Lloyd's has unveiled plans to radically modernise its offices to accommodate more staff.
As part of the changes, the ground floor will be redeveloped, with Gallery 11 hosting a new “visual sculpture” of people working in the market.
The renovations have been prompted by the sale of Lloyd's 1958 building to property developer British Land. The 400 staff currently working in the 1958 building will relocate to the Lloyd's building at One Lime Street, before the end of December and space must be made for them.
Earlier this year, the fifth floor of One Lime Street was completely rebuilt to accommodate its regulatory and legal team. Now there are plans to move the Nelson Collection, the biggest display of Lord Nelson's possessions, from the concourse to the basement area.

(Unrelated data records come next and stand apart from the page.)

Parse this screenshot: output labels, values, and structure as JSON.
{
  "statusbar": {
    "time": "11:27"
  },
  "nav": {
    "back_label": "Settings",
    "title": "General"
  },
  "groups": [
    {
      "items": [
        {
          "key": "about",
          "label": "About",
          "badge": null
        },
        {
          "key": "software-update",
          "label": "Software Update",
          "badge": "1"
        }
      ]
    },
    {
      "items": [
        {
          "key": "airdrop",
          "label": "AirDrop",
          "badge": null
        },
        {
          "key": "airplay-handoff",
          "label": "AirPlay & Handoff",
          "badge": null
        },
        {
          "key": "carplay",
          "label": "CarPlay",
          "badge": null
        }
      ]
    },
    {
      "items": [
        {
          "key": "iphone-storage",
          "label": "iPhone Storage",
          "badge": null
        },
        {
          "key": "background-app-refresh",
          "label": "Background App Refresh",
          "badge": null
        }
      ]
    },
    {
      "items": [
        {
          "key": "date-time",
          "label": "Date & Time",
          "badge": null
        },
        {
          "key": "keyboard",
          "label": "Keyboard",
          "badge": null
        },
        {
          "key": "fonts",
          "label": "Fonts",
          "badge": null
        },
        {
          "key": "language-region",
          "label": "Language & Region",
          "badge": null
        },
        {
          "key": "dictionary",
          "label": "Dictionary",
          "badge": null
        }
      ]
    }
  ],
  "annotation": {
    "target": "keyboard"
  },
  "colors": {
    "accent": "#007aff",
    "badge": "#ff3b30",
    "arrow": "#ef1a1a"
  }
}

The building will also have to provide catering facilities for all its staff – its two existing restaurants are to be knocked down and joined together. Both have now closed for refurbishment.
Gallery 11, which has not been touched since the building first opened in 1986, will also be modernised. Offices for an additional 20 staff have already been constructed.
In addition, the floor will host the “Millennium Image”, a single image made up of ten photographs of 2,000 people in the underwriting room, mounted on 5ft-high metal stands. This will rotate round 360 degrees and will replace the old display cases, becoming the centre piece of the gallery.
Spokesman for Lloyd's, Adrian Beeby, said: “Lloyd's has a tradition of moving buildings throughout its 300-year history and this move will require considerable restructuring of the two floors.
“The ‘Millennium Image' will add a more modern flavour and will document the market at the turn of the millennium, in comparison with the big pictures from the 1940s and 1960s.”
The sculpture, which is being created by Mike Rolls, will feature more women, younger people and mixed races. The ten images were taken over a three-day period, as people had to be arranged in each of the photographs in turn.
As a school boy prank, some staff ran from one side of the room to the other during the operation.
“People were spotted appearing in the picture twice,” said Beeby. “But they were removed using computer technology. Others who were never there were also added in.”